▸ **DIRECTIONS**:
Send back the records exactly as written, with no images.

Interface dataset entries
^^^^^^^^
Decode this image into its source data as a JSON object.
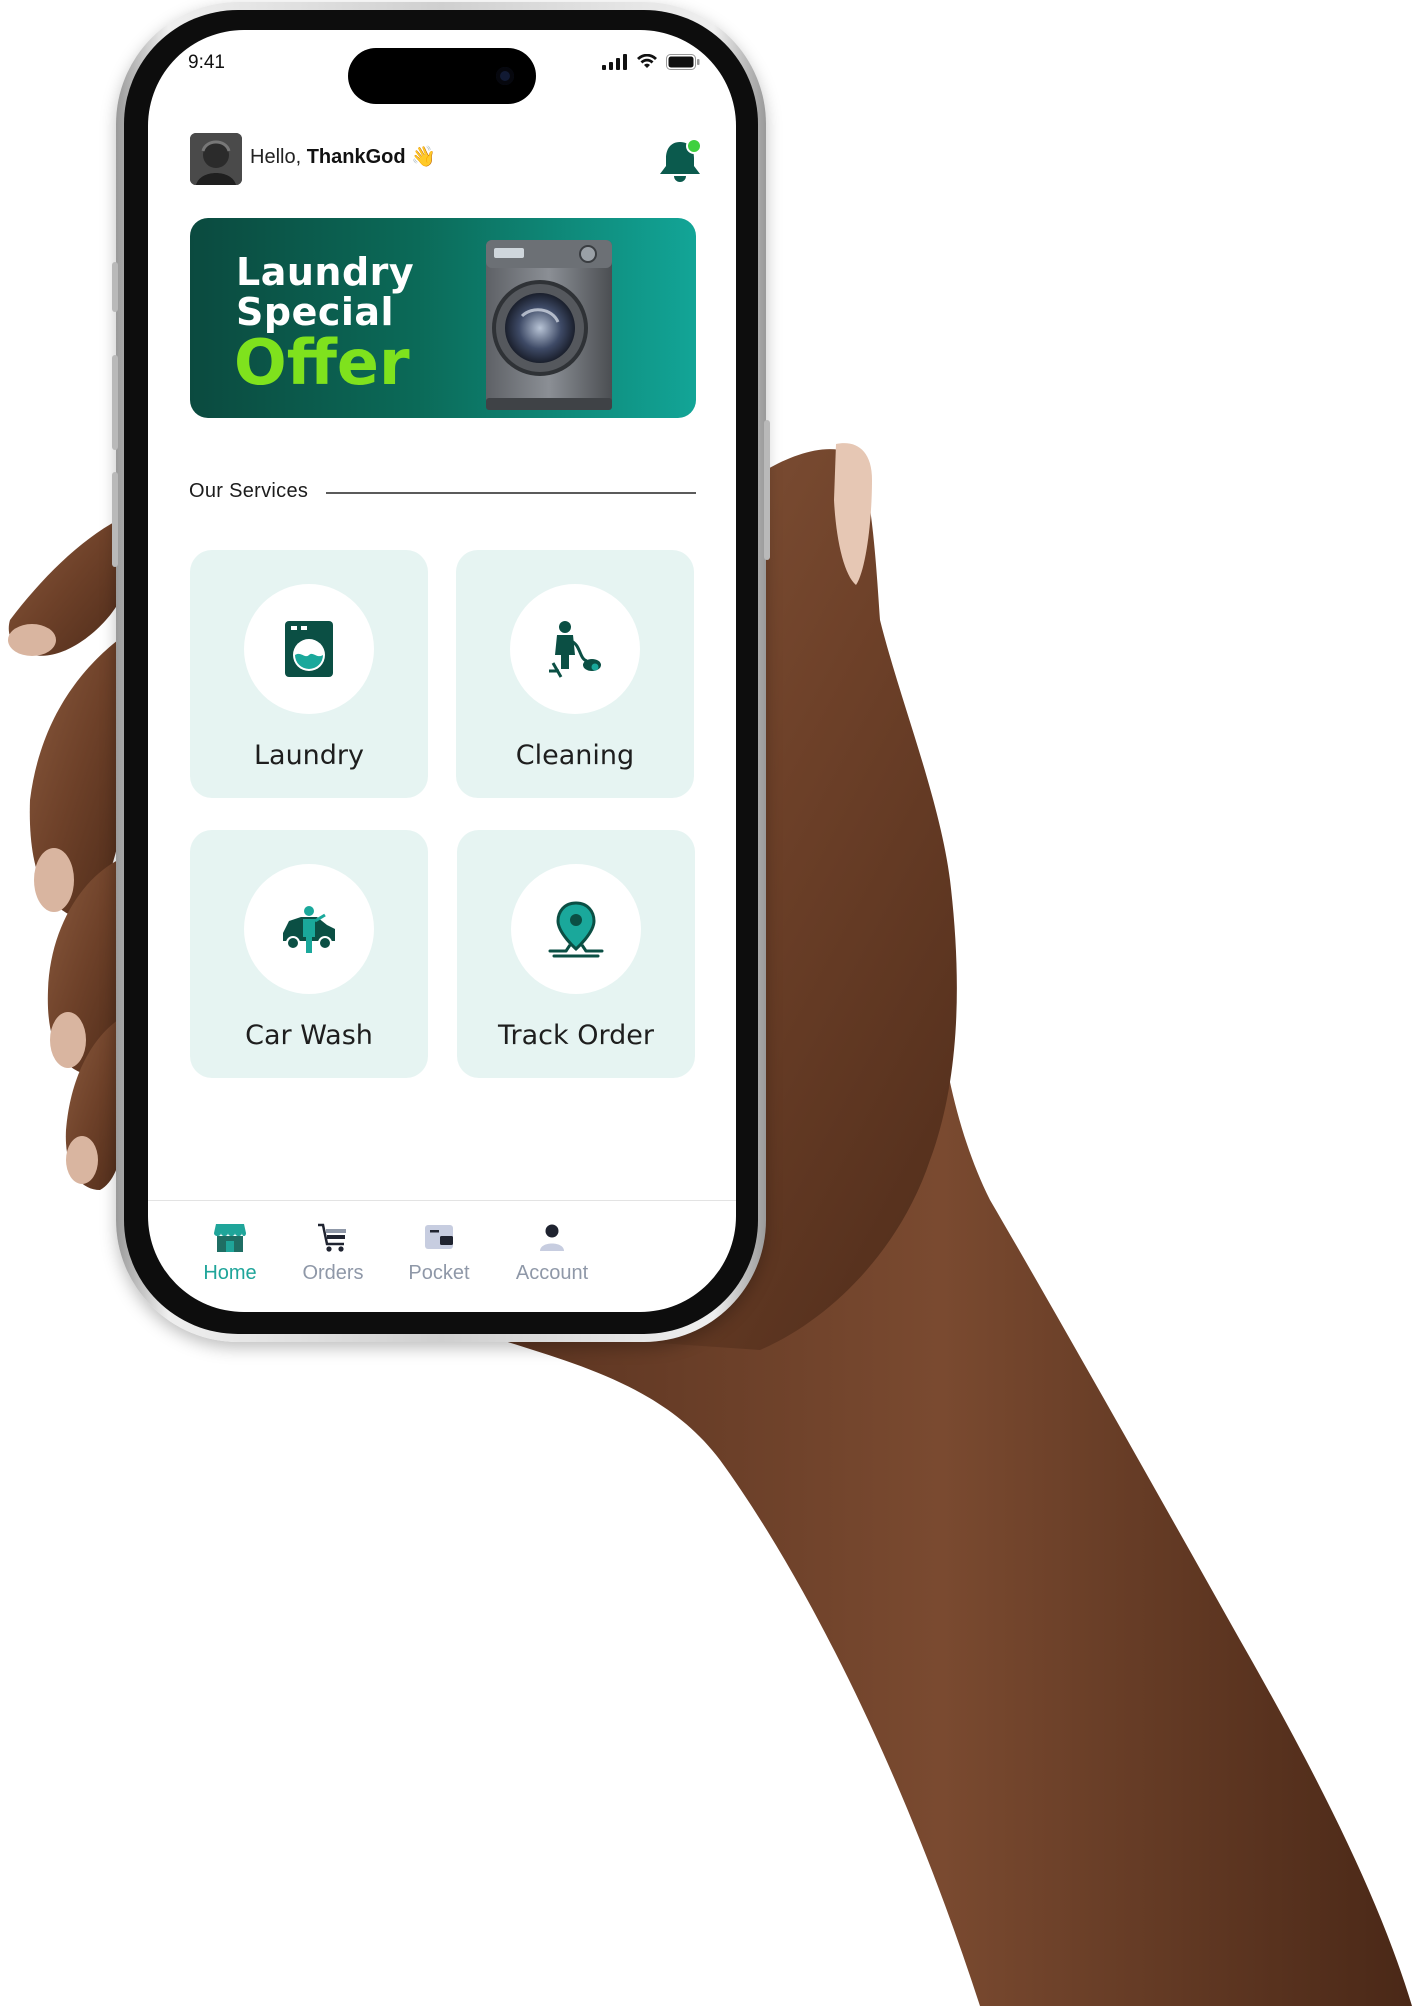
{
  "status_bar": {
    "time": "9:41"
  },
  "header": {
    "greeting_prefix": "Hello,",
    "user_name": "ThankGod",
    "wave_emoji": "👋"
  },
  "banner": {
    "line1": "Laundry",
    "line2": "Special",
    "line3": "Offer"
  },
  "services": {
    "section_title": "Our Services",
    "items": [
      {
        "label": "Laundry",
        "icon": "washing-machine-icon"
      },
      {
        "label": "Cleaning",
        "icon": "vacuum-cleaning-icon"
      },
      {
        "label": "Car Wash",
        "icon": "car-wash-icon"
      },
      {
        "label": "Track Order",
        "icon": "location-pin-icon"
      }
    ]
  },
  "bottom_nav": {
    "items": [
      {
        "label": "Home",
        "icon": "store-icon",
        "active": true
      },
      {
        "label": "Orders",
        "icon": "cart-icon",
        "active": false
      },
      {
        "label": "Pocket",
        "icon": "wallet-icon",
        "active": false
      },
      {
        "label": "Account",
        "icon": "user-icon",
        "active": false
      }
    ]
  },
  "colors": {
    "primary": "#0b5a4d",
    "accent_green": "#7fe21d",
    "teal_active": "#1fa59a",
    "card_background": "#e6f4f2",
    "nav_inactive": "#8f98a8"
  }
}
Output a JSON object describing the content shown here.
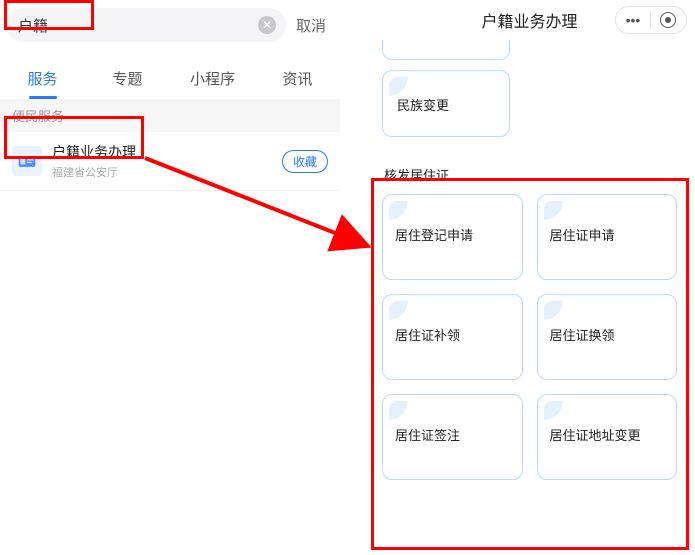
{
  "left": {
    "search_value": "户籍",
    "cancel": "取消",
    "tabs": [
      "服务",
      "专题",
      "小程序",
      "资讯"
    ],
    "active_tab_index": 0,
    "section_head": "便民服务",
    "result": {
      "title": "户籍业务办理",
      "subtitle": "福建省公安厅",
      "fav": "收藏"
    }
  },
  "right": {
    "title": "户籍业务办理",
    "top_card": "民族变更",
    "section_title": "核发居住证",
    "cards": [
      "居住登记申请",
      "居住证申请",
      "居住证补领",
      "居住证换领",
      "居住证签注",
      "居住证地址变更"
    ]
  }
}
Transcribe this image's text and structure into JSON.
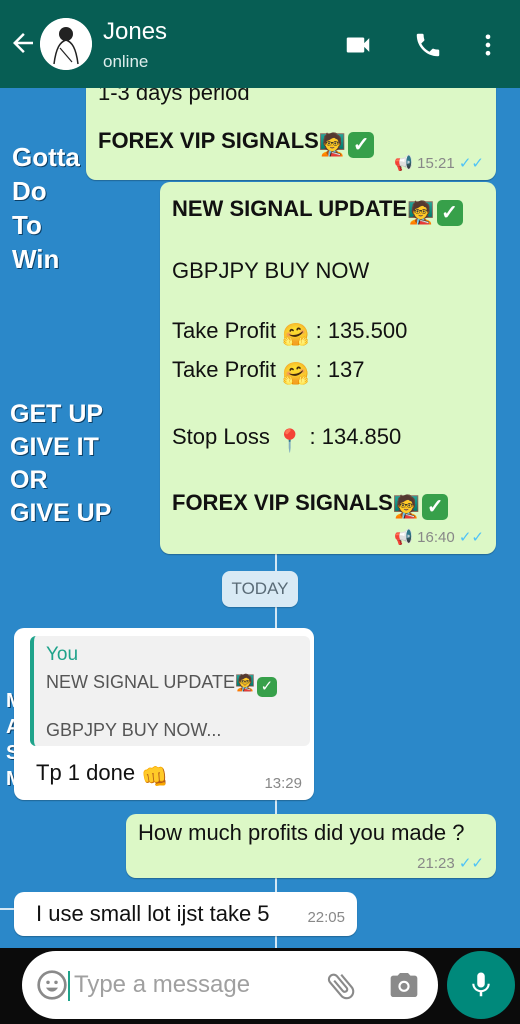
{
  "header": {
    "title": "Jones",
    "status": "online"
  },
  "wall": {
    "text1": [
      "Gotta",
      "Do",
      "To",
      "Win"
    ],
    "text2": [
      "GET UP",
      "GIVE IT",
      "OR",
      "GIVE UP"
    ],
    "text3": [
      "M",
      "A",
      "S",
      "M"
    ]
  },
  "messages": {
    "m1": {
      "line1": "1-3 days period",
      "line2": "FOREX VIP SIGNALS",
      "time": "15:21",
      "ticks": "✓✓"
    },
    "m2": {
      "line1": "NEW SIGNAL UPDATE",
      "line2": "GBPJPY BUY NOW",
      "line3a": "Take Profit",
      "line3b": ": 135.500",
      "line4a": "Take Profit",
      "line4b": ": 137",
      "line5a": "Stop Loss",
      "line5b": ": 134.850",
      "line6": "FOREX VIP SIGNALS",
      "time": "16:40",
      "ticks": "✓✓"
    },
    "date_divider": "TODAY",
    "m3": {
      "quote_author": "You",
      "quote_line1": "NEW SIGNAL UPDATE",
      "quote_line2": "GBPJPY BUY NOW...",
      "text": "Tp 1 done",
      "time": "13:29"
    },
    "m4": {
      "text": "How much profits did you made ?",
      "time": "21:23",
      "ticks": "✓✓"
    },
    "m5": {
      "text": "I use small lot ijst take 5",
      "time": "22:05"
    }
  },
  "composer": {
    "placeholder": "Type a message"
  },
  "icons": {
    "back": "arrow-left-icon",
    "video": "video-call-icon",
    "phone": "phone-icon",
    "menu": "more-vertical-icon",
    "emoji": "emoji-icon",
    "attach": "paperclip-icon",
    "camera": "camera-icon",
    "mic": "microphone-icon"
  },
  "colors": {
    "header": "#075e54",
    "outgoing_bubble": "#dcf8c6",
    "incoming_bubble": "#ffffff",
    "read_ticks": "#4fc3f7",
    "mic_button": "#00897b"
  }
}
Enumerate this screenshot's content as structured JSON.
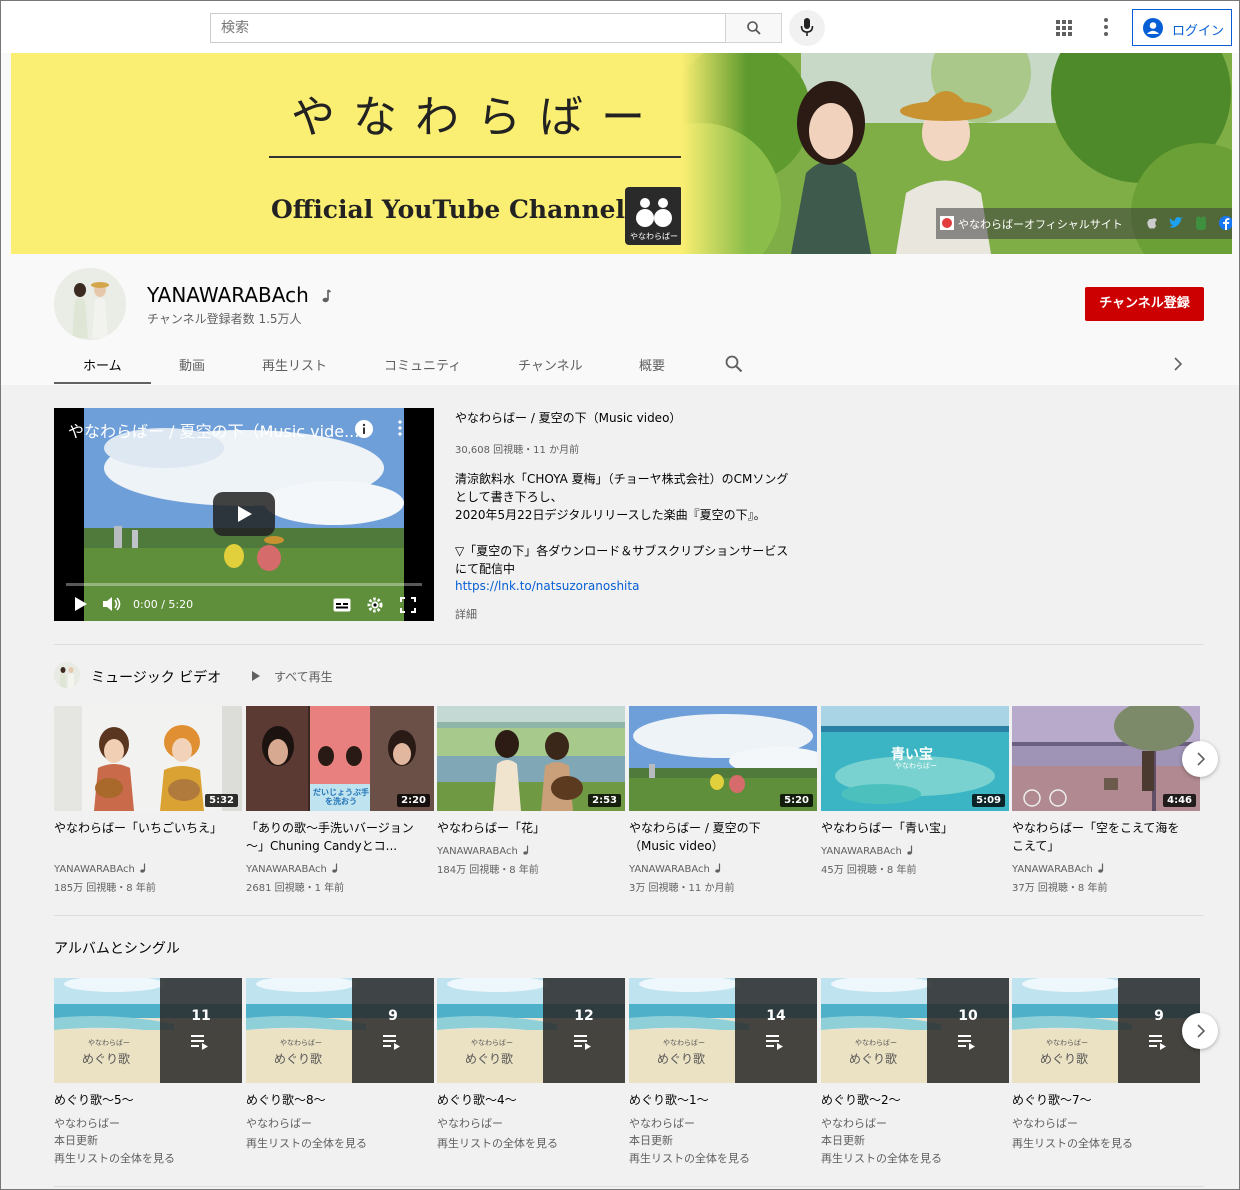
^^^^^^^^
▸ **COMPLETED EXERCISE**:
Decode this image into its source data as a JSON object.
{
  "status_bar": {
    "time": "9:41"
  },
  "header": {
    "greeting_prefix": "Hello,",
    "user_name": "ThankGod",
    "wave_emoji": "👋"
  },
  "banner": {
    "line1": "Laundry",
    "line2": "Special",
    "line3": "Offer"
  },
  "services": {
    "section_title": "Our Services",
    "items": [
      {
        "label": "Laundry",
        "icon": "washing-machine-icon"
      },
      {
        "label": "Cleaning",
        "icon": "vacuum-cleaning-icon"
      },
      {
        "label": "Car Wash",
        "icon": "car-wash-icon"
      },
      {
        "label": "Track Order",
        "icon": "location-pin-icon"
      }
    ]
  },
  "bottom_nav": {
    "items": [
      {
        "label": "Home",
        "icon": "store-icon",
        "active": true
      },
      {
        "label": "Orders",
        "icon": "cart-icon",
        "active": false
      },
      {
        "label": "Pocket",
        "icon": "wallet-icon",
        "active": false
      },
      {
        "label": "Account",
        "icon": "user-icon",
        "active": false
      }
    ]
  },
  "colors": {
    "primary": "#0b5a4d",
    "accent_green": "#7fe21d",
    "teal_active": "#1fa59a",
    "card_background": "#e6f4f2",
    "nav_inactive": "#8f98a8"
  }
}
Output a JSON object describing the content shown here.
{
  "left": {
    "search_value": "户籍",
    "cancel": "取消",
    "tabs": [
      "服务",
      "专题",
      "小程序",
      "资讯"
    ],
    "active_tab_index": 0,
    "section_head": "便民服务",
    "result": {
      "title": "户籍业务办理",
      "subtitle": "福建省公安厅",
      "fav": "收藏"
    }
  },
  "right": {
    "title": "户籍业务办理",
    "top_card": "民族变更",
    "section_title": "核发居住证",
    "cards": [
      "居住登记申请",
      "居住证申请",
      "居住证补领",
      "居住证换领",
      "居住证签注",
      "居住证地址变更"
    ]
  }
}
Transcribe this image's text and structure into JSON.
{
  "header": {
    "title": "Jones",
    "status": "online"
  },
  "wall": {
    "text1": [
      "Gotta",
      "Do",
      "To",
      "Win"
    ],
    "text2": [
      "GET UP",
      "GIVE IT",
      "OR",
      "GIVE UP"
    ],
    "text3": [
      "M",
      "A",
      "S",
      "M"
    ]
  },
  "messages": {
    "m1": {
      "line1": "1-3 days period",
      "line2": "FOREX VIP SIGNALS",
      "time": "15:21",
      "ticks": "✓✓"
    },
    "m2": {
      "line1": "NEW SIGNAL UPDATE",
      "line2": "GBPJPY BUY NOW",
      "line3a": "Take Profit",
      "line3b": ": 135.500",
      "line4a": "Take Profit",
      "line4b": ": 137",
      "line5a": "Stop Loss",
      "line5b": ": 134.850",
      "line6": "FOREX VIP SIGNALS",
      "time": "16:40",
      "ticks": "✓✓"
    },
    "date_divider": "TODAY",
    "m3": {
      "quote_author": "You",
      "quote_line1": "NEW SIGNAL UPDATE",
      "quote_line2": "GBPJPY BUY NOW...",
      "text": "Tp 1 done",
      "time": "13:29"
    },
    "m4": {
      "text": "How much profits did you made ?",
      "time": "21:23",
      "ticks": "✓✓"
    },
    "m5": {
      "text": "I use small lot ijst take 5",
      "time": "22:05"
    }
  },
  "composer": {
    "placeholder": "Type a message"
  },
  "icons": {
    "back": "arrow-left-icon",
    "video": "video-call-icon",
    "phone": "phone-icon",
    "menu": "more-vertical-icon",
    "emoji": "emoji-icon",
    "attach": "paperclip-icon",
    "camera": "camera-icon",
    "mic": "microphone-icon"
  },
  "colors": {
    "header": "#075e54",
    "outgoing_bubble": "#dcf8c6",
    "incoming_bubble": "#ffffff",
    "read_ticks": "#4fc3f7",
    "mic_button": "#00897b"
  }
}
Enumerate this screenshot's content as structured JSON.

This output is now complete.